::: Extracted information :::
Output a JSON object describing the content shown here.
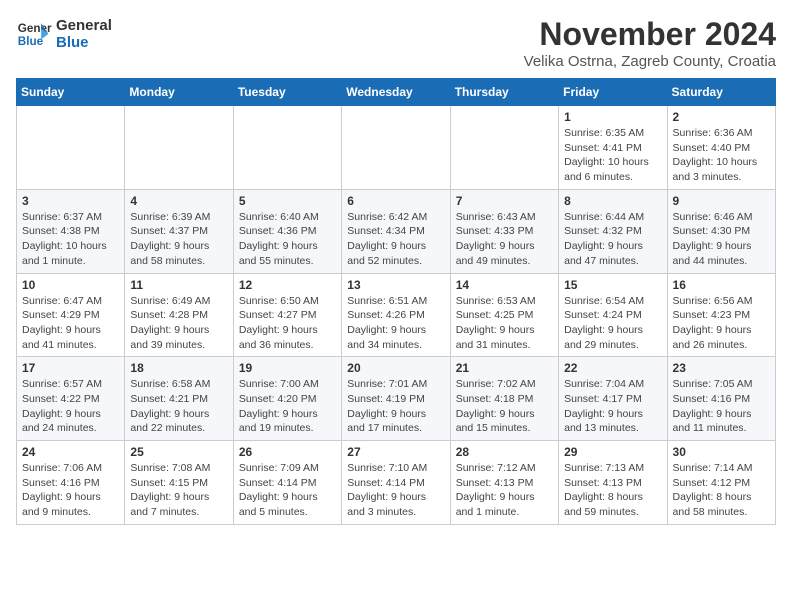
{
  "header": {
    "logo_line1": "General",
    "logo_line2": "Blue",
    "month_title": "November 2024",
    "location": "Velika Ostrna, Zagreb County, Croatia"
  },
  "days_of_week": [
    "Sunday",
    "Monday",
    "Tuesday",
    "Wednesday",
    "Thursday",
    "Friday",
    "Saturday"
  ],
  "weeks": [
    [
      {
        "day": "",
        "info": ""
      },
      {
        "day": "",
        "info": ""
      },
      {
        "day": "",
        "info": ""
      },
      {
        "day": "",
        "info": ""
      },
      {
        "day": "",
        "info": ""
      },
      {
        "day": "1",
        "info": "Sunrise: 6:35 AM\nSunset: 4:41 PM\nDaylight: 10 hours and 6 minutes."
      },
      {
        "day": "2",
        "info": "Sunrise: 6:36 AM\nSunset: 4:40 PM\nDaylight: 10 hours and 3 minutes."
      }
    ],
    [
      {
        "day": "3",
        "info": "Sunrise: 6:37 AM\nSunset: 4:38 PM\nDaylight: 10 hours and 1 minute."
      },
      {
        "day": "4",
        "info": "Sunrise: 6:39 AM\nSunset: 4:37 PM\nDaylight: 9 hours and 58 minutes."
      },
      {
        "day": "5",
        "info": "Sunrise: 6:40 AM\nSunset: 4:36 PM\nDaylight: 9 hours and 55 minutes."
      },
      {
        "day": "6",
        "info": "Sunrise: 6:42 AM\nSunset: 4:34 PM\nDaylight: 9 hours and 52 minutes."
      },
      {
        "day": "7",
        "info": "Sunrise: 6:43 AM\nSunset: 4:33 PM\nDaylight: 9 hours and 49 minutes."
      },
      {
        "day": "8",
        "info": "Sunrise: 6:44 AM\nSunset: 4:32 PM\nDaylight: 9 hours and 47 minutes."
      },
      {
        "day": "9",
        "info": "Sunrise: 6:46 AM\nSunset: 4:30 PM\nDaylight: 9 hours and 44 minutes."
      }
    ],
    [
      {
        "day": "10",
        "info": "Sunrise: 6:47 AM\nSunset: 4:29 PM\nDaylight: 9 hours and 41 minutes."
      },
      {
        "day": "11",
        "info": "Sunrise: 6:49 AM\nSunset: 4:28 PM\nDaylight: 9 hours and 39 minutes."
      },
      {
        "day": "12",
        "info": "Sunrise: 6:50 AM\nSunset: 4:27 PM\nDaylight: 9 hours and 36 minutes."
      },
      {
        "day": "13",
        "info": "Sunrise: 6:51 AM\nSunset: 4:26 PM\nDaylight: 9 hours and 34 minutes."
      },
      {
        "day": "14",
        "info": "Sunrise: 6:53 AM\nSunset: 4:25 PM\nDaylight: 9 hours and 31 minutes."
      },
      {
        "day": "15",
        "info": "Sunrise: 6:54 AM\nSunset: 4:24 PM\nDaylight: 9 hours and 29 minutes."
      },
      {
        "day": "16",
        "info": "Sunrise: 6:56 AM\nSunset: 4:23 PM\nDaylight: 9 hours and 26 minutes."
      }
    ],
    [
      {
        "day": "17",
        "info": "Sunrise: 6:57 AM\nSunset: 4:22 PM\nDaylight: 9 hours and 24 minutes."
      },
      {
        "day": "18",
        "info": "Sunrise: 6:58 AM\nSunset: 4:21 PM\nDaylight: 9 hours and 22 minutes."
      },
      {
        "day": "19",
        "info": "Sunrise: 7:00 AM\nSunset: 4:20 PM\nDaylight: 9 hours and 19 minutes."
      },
      {
        "day": "20",
        "info": "Sunrise: 7:01 AM\nSunset: 4:19 PM\nDaylight: 9 hours and 17 minutes."
      },
      {
        "day": "21",
        "info": "Sunrise: 7:02 AM\nSunset: 4:18 PM\nDaylight: 9 hours and 15 minutes."
      },
      {
        "day": "22",
        "info": "Sunrise: 7:04 AM\nSunset: 4:17 PM\nDaylight: 9 hours and 13 minutes."
      },
      {
        "day": "23",
        "info": "Sunrise: 7:05 AM\nSunset: 4:16 PM\nDaylight: 9 hours and 11 minutes."
      }
    ],
    [
      {
        "day": "24",
        "info": "Sunrise: 7:06 AM\nSunset: 4:16 PM\nDaylight: 9 hours and 9 minutes."
      },
      {
        "day": "25",
        "info": "Sunrise: 7:08 AM\nSunset: 4:15 PM\nDaylight: 9 hours and 7 minutes."
      },
      {
        "day": "26",
        "info": "Sunrise: 7:09 AM\nSunset: 4:14 PM\nDaylight: 9 hours and 5 minutes."
      },
      {
        "day": "27",
        "info": "Sunrise: 7:10 AM\nSunset: 4:14 PM\nDaylight: 9 hours and 3 minutes."
      },
      {
        "day": "28",
        "info": "Sunrise: 7:12 AM\nSunset: 4:13 PM\nDaylight: 9 hours and 1 minute."
      },
      {
        "day": "29",
        "info": "Sunrise: 7:13 AM\nSunset: 4:13 PM\nDaylight: 8 hours and 59 minutes."
      },
      {
        "day": "30",
        "info": "Sunrise: 7:14 AM\nSunset: 4:12 PM\nDaylight: 8 hours and 58 minutes."
      }
    ]
  ]
}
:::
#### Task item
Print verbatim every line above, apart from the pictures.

#### Finished exercise
Output a JSON object describing the content shown here.
{
  "header": {
    "logo_line1": "General",
    "logo_line2": "Blue",
    "month_title": "November 2024",
    "location": "Velika Ostrna, Zagreb County, Croatia"
  },
  "days_of_week": [
    "Sunday",
    "Monday",
    "Tuesday",
    "Wednesday",
    "Thursday",
    "Friday",
    "Saturday"
  ],
  "weeks": [
    [
      {
        "day": "",
        "info": ""
      },
      {
        "day": "",
        "info": ""
      },
      {
        "day": "",
        "info": ""
      },
      {
        "day": "",
        "info": ""
      },
      {
        "day": "",
        "info": ""
      },
      {
        "day": "1",
        "info": "Sunrise: 6:35 AM\nSunset: 4:41 PM\nDaylight: 10 hours and 6 minutes."
      },
      {
        "day": "2",
        "info": "Sunrise: 6:36 AM\nSunset: 4:40 PM\nDaylight: 10 hours and 3 minutes."
      }
    ],
    [
      {
        "day": "3",
        "info": "Sunrise: 6:37 AM\nSunset: 4:38 PM\nDaylight: 10 hours and 1 minute."
      },
      {
        "day": "4",
        "info": "Sunrise: 6:39 AM\nSunset: 4:37 PM\nDaylight: 9 hours and 58 minutes."
      },
      {
        "day": "5",
        "info": "Sunrise: 6:40 AM\nSunset: 4:36 PM\nDaylight: 9 hours and 55 minutes."
      },
      {
        "day": "6",
        "info": "Sunrise: 6:42 AM\nSunset: 4:34 PM\nDaylight: 9 hours and 52 minutes."
      },
      {
        "day": "7",
        "info": "Sunrise: 6:43 AM\nSunset: 4:33 PM\nDaylight: 9 hours and 49 minutes."
      },
      {
        "day": "8",
        "info": "Sunrise: 6:44 AM\nSunset: 4:32 PM\nDaylight: 9 hours and 47 minutes."
      },
      {
        "day": "9",
        "info": "Sunrise: 6:46 AM\nSunset: 4:30 PM\nDaylight: 9 hours and 44 minutes."
      }
    ],
    [
      {
        "day": "10",
        "info": "Sunrise: 6:47 AM\nSunset: 4:29 PM\nDaylight: 9 hours and 41 minutes."
      },
      {
        "day": "11",
        "info": "Sunrise: 6:49 AM\nSunset: 4:28 PM\nDaylight: 9 hours and 39 minutes."
      },
      {
        "day": "12",
        "info": "Sunrise: 6:50 AM\nSunset: 4:27 PM\nDaylight: 9 hours and 36 minutes."
      },
      {
        "day": "13",
        "info": "Sunrise: 6:51 AM\nSunset: 4:26 PM\nDaylight: 9 hours and 34 minutes."
      },
      {
        "day": "14",
        "info": "Sunrise: 6:53 AM\nSunset: 4:25 PM\nDaylight: 9 hours and 31 minutes."
      },
      {
        "day": "15",
        "info": "Sunrise: 6:54 AM\nSunset: 4:24 PM\nDaylight: 9 hours and 29 minutes."
      },
      {
        "day": "16",
        "info": "Sunrise: 6:56 AM\nSunset: 4:23 PM\nDaylight: 9 hours and 26 minutes."
      }
    ],
    [
      {
        "day": "17",
        "info": "Sunrise: 6:57 AM\nSunset: 4:22 PM\nDaylight: 9 hours and 24 minutes."
      },
      {
        "day": "18",
        "info": "Sunrise: 6:58 AM\nSunset: 4:21 PM\nDaylight: 9 hours and 22 minutes."
      },
      {
        "day": "19",
        "info": "Sunrise: 7:00 AM\nSunset: 4:20 PM\nDaylight: 9 hours and 19 minutes."
      },
      {
        "day": "20",
        "info": "Sunrise: 7:01 AM\nSunset: 4:19 PM\nDaylight: 9 hours and 17 minutes."
      },
      {
        "day": "21",
        "info": "Sunrise: 7:02 AM\nSunset: 4:18 PM\nDaylight: 9 hours and 15 minutes."
      },
      {
        "day": "22",
        "info": "Sunrise: 7:04 AM\nSunset: 4:17 PM\nDaylight: 9 hours and 13 minutes."
      },
      {
        "day": "23",
        "info": "Sunrise: 7:05 AM\nSunset: 4:16 PM\nDaylight: 9 hours and 11 minutes."
      }
    ],
    [
      {
        "day": "24",
        "info": "Sunrise: 7:06 AM\nSunset: 4:16 PM\nDaylight: 9 hours and 9 minutes."
      },
      {
        "day": "25",
        "info": "Sunrise: 7:08 AM\nSunset: 4:15 PM\nDaylight: 9 hours and 7 minutes."
      },
      {
        "day": "26",
        "info": "Sunrise: 7:09 AM\nSunset: 4:14 PM\nDaylight: 9 hours and 5 minutes."
      },
      {
        "day": "27",
        "info": "Sunrise: 7:10 AM\nSunset: 4:14 PM\nDaylight: 9 hours and 3 minutes."
      },
      {
        "day": "28",
        "info": "Sunrise: 7:12 AM\nSunset: 4:13 PM\nDaylight: 9 hours and 1 minute."
      },
      {
        "day": "29",
        "info": "Sunrise: 7:13 AM\nSunset: 4:13 PM\nDaylight: 8 hours and 59 minutes."
      },
      {
        "day": "30",
        "info": "Sunrise: 7:14 AM\nSunset: 4:12 PM\nDaylight: 8 hours and 58 minutes."
      }
    ]
  ]
}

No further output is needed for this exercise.